Humidity/moisture- in order to stay alive they need moisture to stay alive. Bacteria will grow and multiply on moist skin and damp areas
Nutrients – bacteria need nutrients to survive, food-poisoning bacteria prefer food that is moist and with a high level of protein, such as meat, eggs, milk, shelfish
Time – when bacteria lives in warm, moisture and nutrient will reproduce quickly
2.2 – Explain the ways an infective agent might enter the body
Usually, infective agent might enter the body through :
- respiratory system- inhalation – breathing in airborne bacteria
- digestive system – ingested- eating contaminated food
- breaks in the skin direct contact with cuts and grazes, surgical wounds).
- Other ways can be urinary and genital tract and conjunctiva.
2.3 – Identify common sources of infection
There are many common sources of infection such as:
- contaminated equipment
- contaminated water and food
- contact with ill people
- PPE or uniforms
- body fluids
2.4 – Explain how infective agents can be transmitted to a person
There are different methods by which the pathogens can get from reservoir (where the micro-organism lives and reproduces) to the new host, such as:
- Directly – actual contact with an infected person.
- Indirectly – contact with contaminated surfaces touched by infected person or where droplets of body fluid have landed.
- Airborne – by breathing infected particles released when an infected person cough or sneeze
- Consumption of contaminated water or food
- Exposure to blood
2.5 – Identify the key factors that will make it more likely that infection will occur
Key factors that can make it more likely for infection to occur are:
- poor infection control practices
- physical and psychological well-being
- weak immune system
- age – vulnerable people (elderly, babies)
- lack of immunisation
- poor hygiene
- medical interventions and medical therapies, such as chemotherapy
2.6 – Discuss the role of a national public health body in communicable disease outbreaks
Public Health England – Protect and improve the nation’s health and well-being, and reduce health inequalities. It does this through advocacy, partnerships, world-class science, knowledge and intelligence, and the delivery of specialist public health services. PHE is an operationally autonomous executive agency of the Department of Health.
They protect public health by identifying the source and implementing control measures to prevent further spread or recurrence of the infection, providing specialist public health advice and operational support to NHS, local authorities and other agencies, monitoring and investigating infectious disease outbreaks and offers operational guidance for management of outbreaks of communicable diseases
Department of Health – helps people live better for longer, improving out of hospital care, creating quality healthcare services.
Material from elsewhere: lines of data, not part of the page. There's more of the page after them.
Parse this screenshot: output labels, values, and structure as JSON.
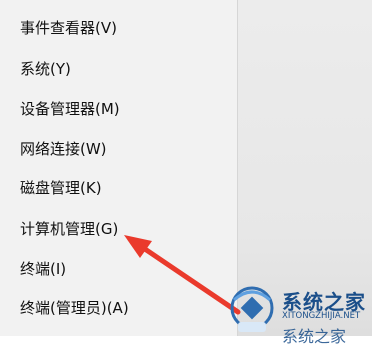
{
  "menu": {
    "items": [
      {
        "label": "事件查看器(V)"
      },
      {
        "label": "系统(Y)"
      },
      {
        "label": "设备管理器(M)"
      },
      {
        "label": "网络连接(W)"
      },
      {
        "label": "磁盘管理(K)"
      },
      {
        "label": "计算机管理(G)"
      },
      {
        "label": "终端(I)"
      },
      {
        "label": "终端(管理员)(A)"
      }
    ]
  },
  "watermark": {
    "title": "系统之家",
    "domain": "XITONGZHIJIA.NET",
    "extra": "系统之家"
  },
  "colors": {
    "menu_background": "#f2f2f2",
    "arrow": "#ea3a2c",
    "watermark": "#1b4f8a"
  }
}
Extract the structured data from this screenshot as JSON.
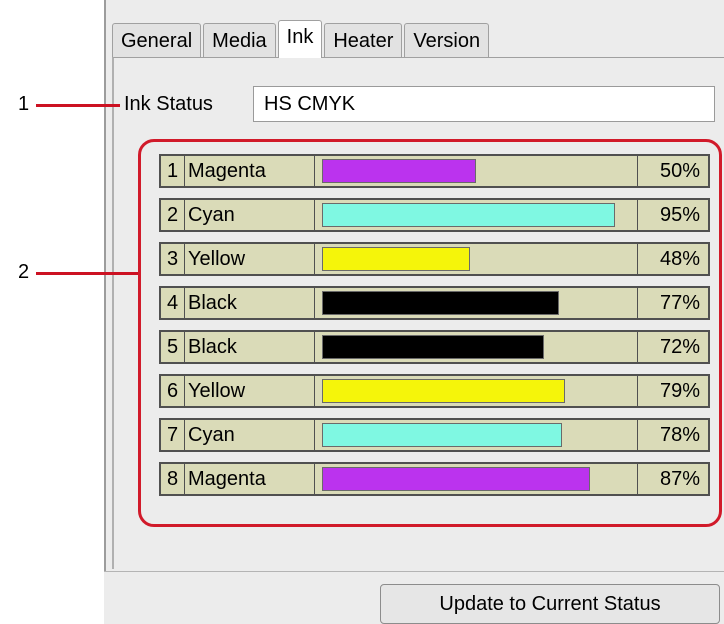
{
  "tabs": [
    {
      "label": "General",
      "active": false
    },
    {
      "label": "Media",
      "active": false
    },
    {
      "label": "Ink",
      "active": true
    },
    {
      "label": "Heater",
      "active": false
    },
    {
      "label": "Version",
      "active": false
    }
  ],
  "callouts": [
    "1",
    "2"
  ],
  "ink_status": {
    "label": "Ink Status",
    "value": "HS CMYK"
  },
  "ink_levels": [
    {
      "slot": "1",
      "name": "Magenta",
      "percent": 50,
      "percent_label": "50%",
      "color": "#bb33ee"
    },
    {
      "slot": "2",
      "name": "Cyan",
      "percent": 95,
      "percent_label": "95%",
      "color": "#7ff8e2"
    },
    {
      "slot": "3",
      "name": "Yellow",
      "percent": 48,
      "percent_label": "48%",
      "color": "#f5f50a"
    },
    {
      "slot": "4",
      "name": "Black",
      "percent": 77,
      "percent_label": "77%",
      "color": "#000000"
    },
    {
      "slot": "5",
      "name": "Black",
      "percent": 72,
      "percent_label": "72%",
      "color": "#000000"
    },
    {
      "slot": "6",
      "name": "Yellow",
      "percent": 79,
      "percent_label": "79%",
      "color": "#f5f50a"
    },
    {
      "slot": "7",
      "name": "Cyan",
      "percent": 78,
      "percent_label": "78%",
      "color": "#7ff8e2"
    },
    {
      "slot": "8",
      "name": "Magenta",
      "percent": 87,
      "percent_label": "87%",
      "color": "#bb33ee"
    }
  ],
  "update_button": {
    "label": "Update to Current Status"
  },
  "colors": {
    "callout_red": "#d11a2a",
    "row_background": "#dadbb8"
  }
}
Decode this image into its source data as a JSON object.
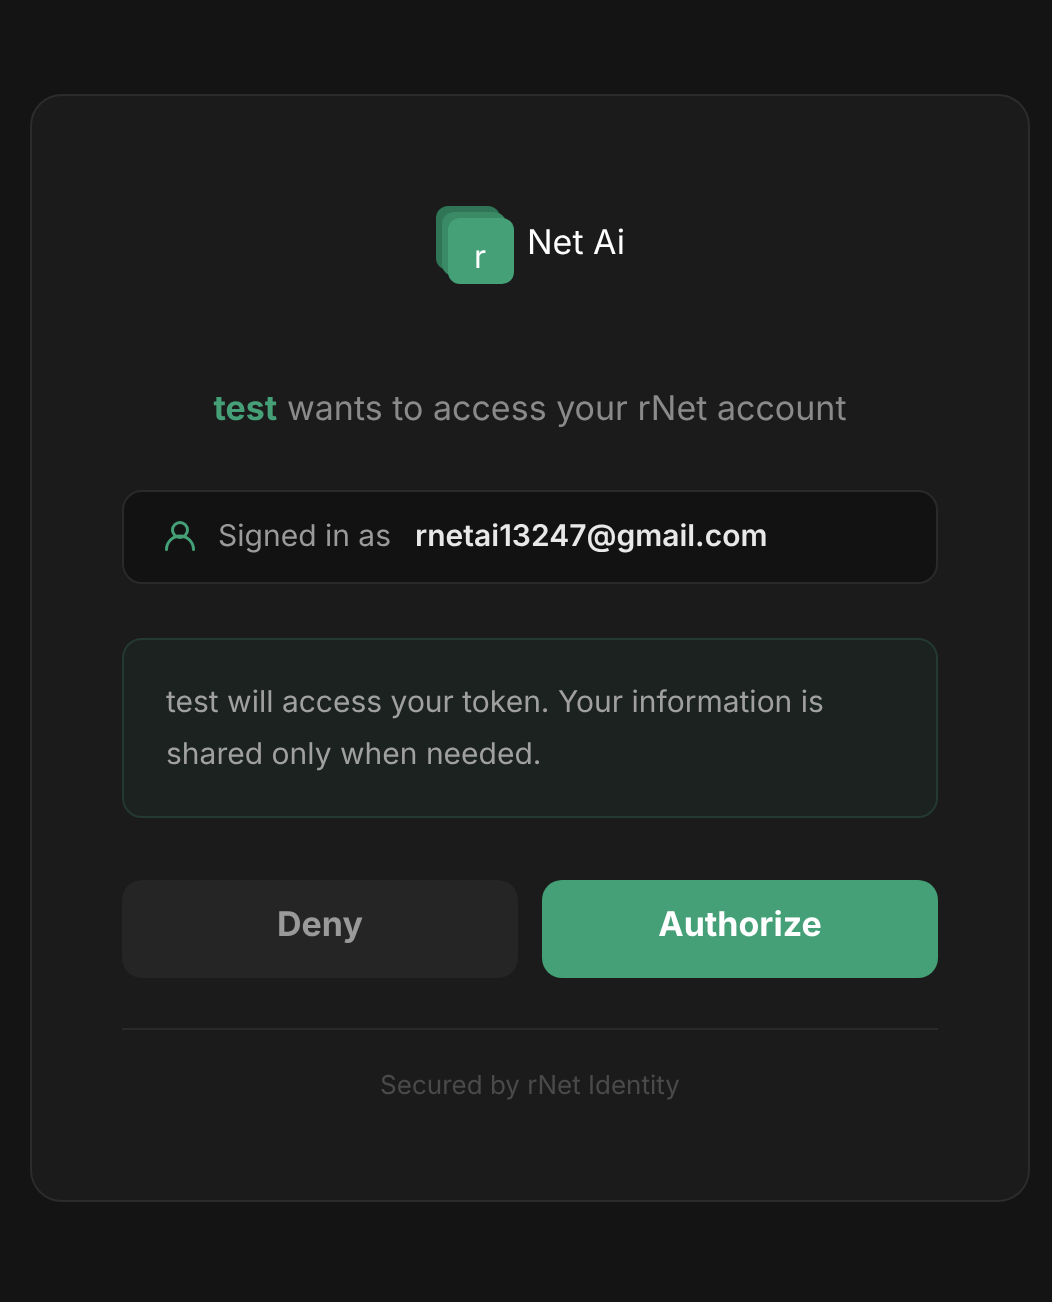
{
  "app": {
    "logo_letter": "r",
    "name": "Net Ai"
  },
  "heading": "**test** wants to access your rNet account",
  "account": {
    "label": "Signed in as",
    "email": "rnetai13247@gmail.com"
  },
  "notice": "test will access your token. Your information is shared only when needed.",
  "buttons": [
    {
      "label": "Deny",
      "kind": "secondary"
    },
    {
      "label": "Authorize",
      "kind": "primary"
    }
  ],
  "footer": "Secured by rNet Identity"
}
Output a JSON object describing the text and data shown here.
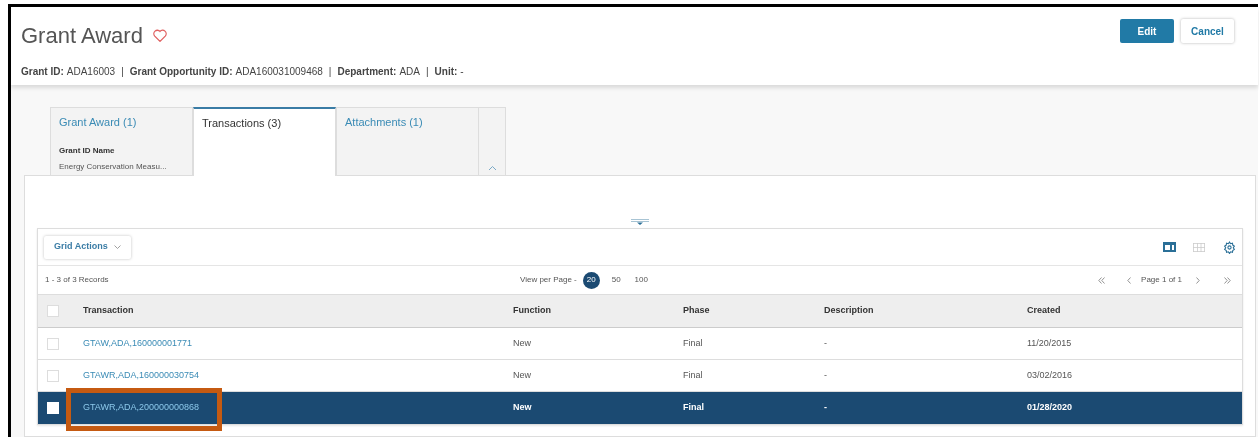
{
  "header": {
    "title": "Grant Award",
    "favorite": false,
    "meta": [
      {
        "label": "Grant ID:",
        "value": "ADA16003"
      },
      {
        "label": "Grant Opportunity ID:",
        "value": "ADA160031009468"
      },
      {
        "label": "Department:",
        "value": "ADA"
      },
      {
        "label": "Unit:",
        "value": "-"
      }
    ],
    "separator": "|",
    "buttons": [
      {
        "label": "Edit",
        "kind": "primary"
      },
      {
        "label": "Cancel",
        "kind": "secondary"
      }
    ]
  },
  "tabs": [
    {
      "label": "Grant Award (1)",
      "selected": false,
      "field_label": "Grant ID Name",
      "field_value": "Energy Conservation Measu..."
    },
    {
      "label": "Transactions (3)",
      "selected": true
    },
    {
      "label": "Attachments (1)",
      "selected": false
    }
  ],
  "grid": {
    "actions_label": "Grid Actions",
    "records": "1 - 3 of 3 Records",
    "view_per_page_label": "View per Page -",
    "page_sizes": [
      {
        "label": "20",
        "selected": true
      },
      {
        "label": "50",
        "selected": false
      },
      {
        "label": "100",
        "selected": false
      }
    ],
    "page_info": "Page 1 of 1",
    "select_all_checked": false,
    "columns": [
      "Transaction",
      "Function",
      "Phase",
      "Description",
      "Created"
    ],
    "rows": [
      {
        "cells": [
          "GTAW,ADA,160000001771",
          "New",
          "Final",
          "-",
          "11/20/2015"
        ],
        "checked": false,
        "selected": false,
        "highlighted": false
      },
      {
        "cells": [
          "GTAWR,ADA,160000030754",
          "New",
          "Final",
          "-",
          "03/02/2016"
        ],
        "checked": false,
        "selected": false,
        "highlighted": false
      },
      {
        "cells": [
          "GTAWR,ADA,200000000868",
          "New",
          "Final",
          "-",
          "01/28/2020"
        ],
        "checked": false,
        "selected": true,
        "highlighted": true
      }
    ]
  }
}
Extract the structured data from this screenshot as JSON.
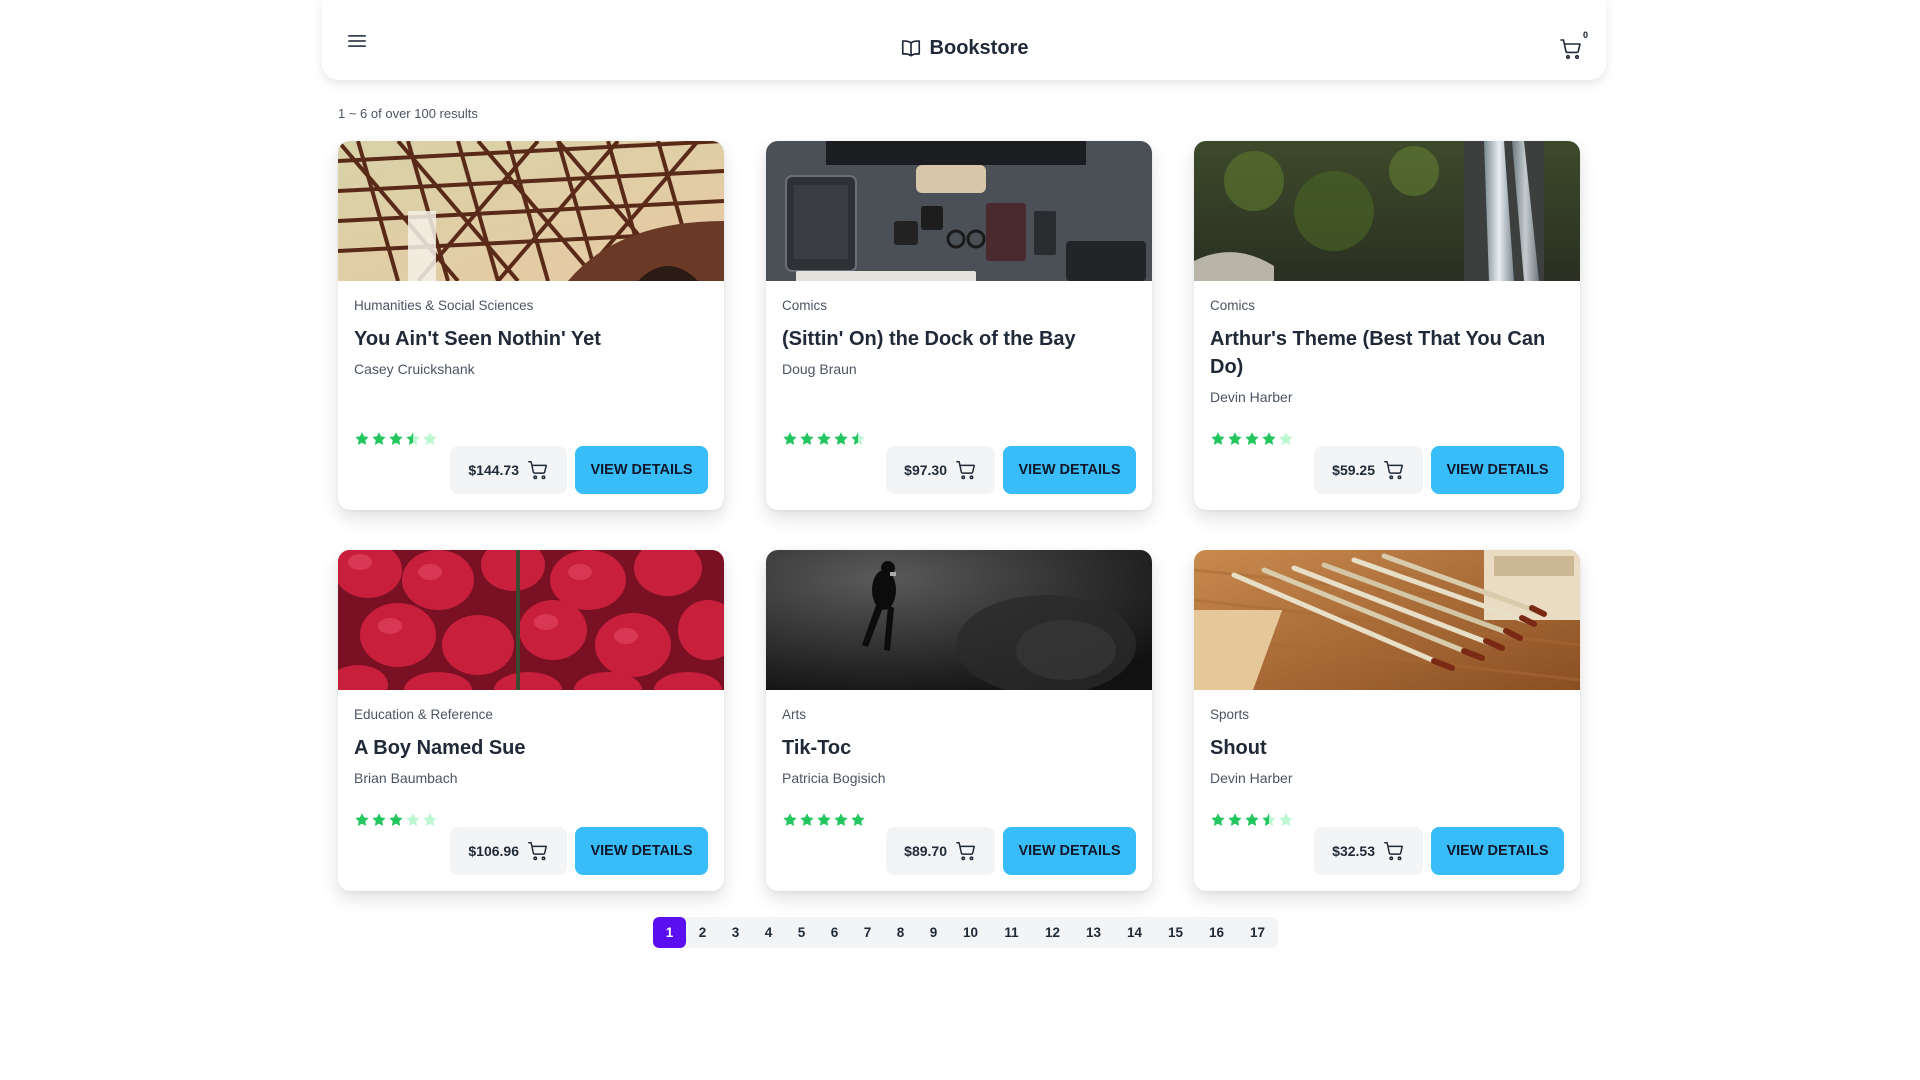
{
  "header": {
    "brand": "Bookstore",
    "cart_count": "0",
    "icons": {
      "menu": "menu-icon",
      "brand": "book-open-icon",
      "cart": "cart-icon"
    }
  },
  "results_text": "1 ~ 6 of over 100 results",
  "colors": {
    "primary_button": "#38bdf8",
    "active_page": "#5b0ff0",
    "star_filled": "#22c55e",
    "star_empty": "#bbf7d0"
  },
  "books": [
    {
      "category": "Humanities & Social Sciences",
      "title": "You Ain't Seen Nothin' Yet",
      "author": "Casey Cruickshank",
      "rating": 3.5,
      "price": "$144.73",
      "details_label": "VIEW DETAILS",
      "image": "steel-bridge-photo"
    },
    {
      "category": "Comics",
      "title": "(Sittin' On) the Dock of the Bay",
      "author": "Doug Braun",
      "rating": 4.5,
      "price": "$97.30",
      "details_label": "VIEW DETAILS",
      "image": "desk-gadgets-photo"
    },
    {
      "category": "Comics",
      "title": "Arthur's Theme (Best That You Can Do)",
      "author": "Devin Harber",
      "rating": 4,
      "price": "$59.25",
      "details_label": "VIEW DETAILS",
      "image": "waterfall-photo"
    },
    {
      "category": "Education & Reference",
      "title": "A Boy Named Sue",
      "author": "Brian Baumbach",
      "rating": 3,
      "price": "$106.96",
      "details_label": "VIEW DETAILS",
      "image": "strawberries-photo"
    },
    {
      "category": "Arts",
      "title": "Tik-Toc",
      "author": "Patricia Bogisich",
      "rating": 5,
      "price": "$89.70",
      "details_label": "VIEW DETAILS",
      "image": "diver-photo"
    },
    {
      "category": "Sports",
      "title": "Shout",
      "author": "Devin Harber",
      "rating": 3.5,
      "price": "$32.53",
      "details_label": "VIEW DETAILS",
      "image": "paint-brushes-photo"
    }
  ],
  "pagination": {
    "current": "1",
    "pages": [
      "1",
      "2",
      "3",
      "4",
      "5",
      "6",
      "7",
      "8",
      "9",
      "10",
      "11",
      "12",
      "13",
      "14",
      "15",
      "16",
      "17"
    ]
  }
}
Health and Safety Executive – enforces COSHH (Control of Substances Hazardous to Health) and other health and safety regulations
Food Standards Agency – working with local authorities to enforce food safety in organisations, such as:
Residential care homes